Director, Security Sector Reform and Small Arms, United Nations Integrated Mission in Burundi
Integration and Amalgamation, Training
ethnic representation, donor relations, integration and amalgamation of forces
Tue Apr 1 2008
Col. Mbaye Faye of the United Nations Integrated Mission in Burundi contends that during the peacekeeping phase, it was difficult to initiate reform because the nation had not reconciled itself, and elections were needed to determine the direction security would take. After the 2002 ceasefire, there was a choice possible between the integration and the fusion of forces. The army was 95% Tutsi, but Tutsis represented only 10% of the overall population. The major challenges facing the police were integration and rank amalgamation. Training was delivered regardless of the educational levels of the police, and moralization of the force was a major issue. Coordination between international actors was weak at first in 2004 but improved in 2006 with sectoral plans in SSR/SA, governance, and human rights/justice. The larger part of the work was left to bilaterals because the bilaterals can be involved in the longer run. The transition from peacekeeping to peacebuilding was difficult for the United Nations. Faye stresses that nationals need to be in the driver’s seat, saying "We are here to help them do the job, not to do the job for them." At the end of the interview, police adviser Alexi Ouedraogo adds some comments about the main priorities of the Burundi National Police and describes some of the existing programs by bilaterals and some of the projects that the U.N. mission was launching.

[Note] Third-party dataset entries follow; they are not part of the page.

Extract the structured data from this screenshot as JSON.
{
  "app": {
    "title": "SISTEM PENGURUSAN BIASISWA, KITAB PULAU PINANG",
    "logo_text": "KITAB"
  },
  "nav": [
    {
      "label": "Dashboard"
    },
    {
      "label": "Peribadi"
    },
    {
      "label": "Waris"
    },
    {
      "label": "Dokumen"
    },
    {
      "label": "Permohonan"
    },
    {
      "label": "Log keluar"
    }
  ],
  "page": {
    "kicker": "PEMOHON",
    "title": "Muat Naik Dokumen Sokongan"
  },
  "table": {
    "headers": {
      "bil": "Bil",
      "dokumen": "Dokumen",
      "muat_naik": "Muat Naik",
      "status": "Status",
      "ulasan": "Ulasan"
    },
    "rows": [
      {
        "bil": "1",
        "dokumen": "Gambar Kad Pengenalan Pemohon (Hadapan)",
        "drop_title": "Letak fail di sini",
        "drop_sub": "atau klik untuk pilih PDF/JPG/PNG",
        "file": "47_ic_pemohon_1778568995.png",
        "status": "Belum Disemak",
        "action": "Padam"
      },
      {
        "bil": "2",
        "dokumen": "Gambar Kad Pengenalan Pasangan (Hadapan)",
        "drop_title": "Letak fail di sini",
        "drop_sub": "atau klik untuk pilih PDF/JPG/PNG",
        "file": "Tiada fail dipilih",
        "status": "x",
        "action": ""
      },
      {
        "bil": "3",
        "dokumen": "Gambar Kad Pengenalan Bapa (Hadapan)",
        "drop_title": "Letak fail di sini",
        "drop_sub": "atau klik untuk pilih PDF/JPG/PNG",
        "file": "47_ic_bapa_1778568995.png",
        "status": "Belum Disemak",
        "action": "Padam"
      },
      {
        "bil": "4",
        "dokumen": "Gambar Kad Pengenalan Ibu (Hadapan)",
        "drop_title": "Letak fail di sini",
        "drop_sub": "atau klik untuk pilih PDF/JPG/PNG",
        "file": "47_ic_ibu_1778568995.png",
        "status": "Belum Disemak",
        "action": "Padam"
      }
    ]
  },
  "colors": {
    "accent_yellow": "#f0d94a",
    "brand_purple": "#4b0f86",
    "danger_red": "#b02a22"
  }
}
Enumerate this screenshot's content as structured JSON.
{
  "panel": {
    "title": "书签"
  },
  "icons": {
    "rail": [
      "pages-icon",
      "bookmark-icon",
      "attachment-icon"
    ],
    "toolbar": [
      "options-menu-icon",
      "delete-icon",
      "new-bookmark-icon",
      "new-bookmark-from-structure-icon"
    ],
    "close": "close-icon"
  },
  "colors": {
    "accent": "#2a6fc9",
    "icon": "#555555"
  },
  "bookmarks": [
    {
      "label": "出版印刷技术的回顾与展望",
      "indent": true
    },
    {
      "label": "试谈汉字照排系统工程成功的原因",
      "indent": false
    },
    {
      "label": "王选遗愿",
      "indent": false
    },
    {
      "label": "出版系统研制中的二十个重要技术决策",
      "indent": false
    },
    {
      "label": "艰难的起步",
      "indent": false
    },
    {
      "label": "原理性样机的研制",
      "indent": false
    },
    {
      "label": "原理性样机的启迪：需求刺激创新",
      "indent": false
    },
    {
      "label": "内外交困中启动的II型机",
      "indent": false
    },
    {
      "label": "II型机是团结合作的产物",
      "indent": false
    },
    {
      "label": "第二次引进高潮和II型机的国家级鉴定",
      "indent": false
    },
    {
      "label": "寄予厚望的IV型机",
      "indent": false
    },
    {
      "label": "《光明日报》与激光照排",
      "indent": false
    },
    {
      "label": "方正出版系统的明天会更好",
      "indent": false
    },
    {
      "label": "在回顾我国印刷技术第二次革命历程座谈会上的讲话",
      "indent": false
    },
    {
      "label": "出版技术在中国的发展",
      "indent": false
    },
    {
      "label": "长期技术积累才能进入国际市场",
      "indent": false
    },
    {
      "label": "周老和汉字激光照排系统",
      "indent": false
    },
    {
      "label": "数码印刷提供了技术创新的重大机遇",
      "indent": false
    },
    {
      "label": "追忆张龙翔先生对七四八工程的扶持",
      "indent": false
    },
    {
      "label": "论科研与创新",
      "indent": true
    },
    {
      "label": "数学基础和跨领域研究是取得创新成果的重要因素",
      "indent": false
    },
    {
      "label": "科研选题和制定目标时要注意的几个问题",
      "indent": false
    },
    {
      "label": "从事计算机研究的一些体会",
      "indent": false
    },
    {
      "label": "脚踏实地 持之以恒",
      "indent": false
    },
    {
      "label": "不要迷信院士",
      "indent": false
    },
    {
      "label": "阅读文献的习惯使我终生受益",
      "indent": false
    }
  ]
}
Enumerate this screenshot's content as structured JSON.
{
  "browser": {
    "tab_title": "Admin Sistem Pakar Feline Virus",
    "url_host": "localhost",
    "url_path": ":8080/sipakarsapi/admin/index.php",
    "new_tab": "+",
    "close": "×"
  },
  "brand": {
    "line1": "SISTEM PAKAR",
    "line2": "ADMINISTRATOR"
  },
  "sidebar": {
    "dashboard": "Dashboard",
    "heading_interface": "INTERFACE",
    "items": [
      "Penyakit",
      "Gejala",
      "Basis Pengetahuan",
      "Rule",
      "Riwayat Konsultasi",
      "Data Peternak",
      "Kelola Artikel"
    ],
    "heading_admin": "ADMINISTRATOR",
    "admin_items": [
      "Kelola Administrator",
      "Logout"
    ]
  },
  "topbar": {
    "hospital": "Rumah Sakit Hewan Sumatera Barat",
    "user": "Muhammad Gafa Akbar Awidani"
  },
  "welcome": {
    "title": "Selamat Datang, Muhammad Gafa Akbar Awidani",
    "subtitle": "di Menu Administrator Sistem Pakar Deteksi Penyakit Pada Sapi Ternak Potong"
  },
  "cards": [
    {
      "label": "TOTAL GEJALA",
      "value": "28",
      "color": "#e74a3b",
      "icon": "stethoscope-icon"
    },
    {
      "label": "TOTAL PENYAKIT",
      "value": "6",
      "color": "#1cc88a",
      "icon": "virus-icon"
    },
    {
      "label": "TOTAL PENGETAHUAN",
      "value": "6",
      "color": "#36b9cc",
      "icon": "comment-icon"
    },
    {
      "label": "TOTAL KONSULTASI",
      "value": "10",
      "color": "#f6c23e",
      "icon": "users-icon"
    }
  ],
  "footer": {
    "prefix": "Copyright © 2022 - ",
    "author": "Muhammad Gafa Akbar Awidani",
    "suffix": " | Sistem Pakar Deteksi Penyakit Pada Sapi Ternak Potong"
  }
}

At the time of this interview, Col. Mbaye Faye had served 40 years in the Senegal army and was the director of security sector reform and small arms for the United Nations Integrated Mission in Burundi. He received additional training from the French military officers' academy in St. Cyr.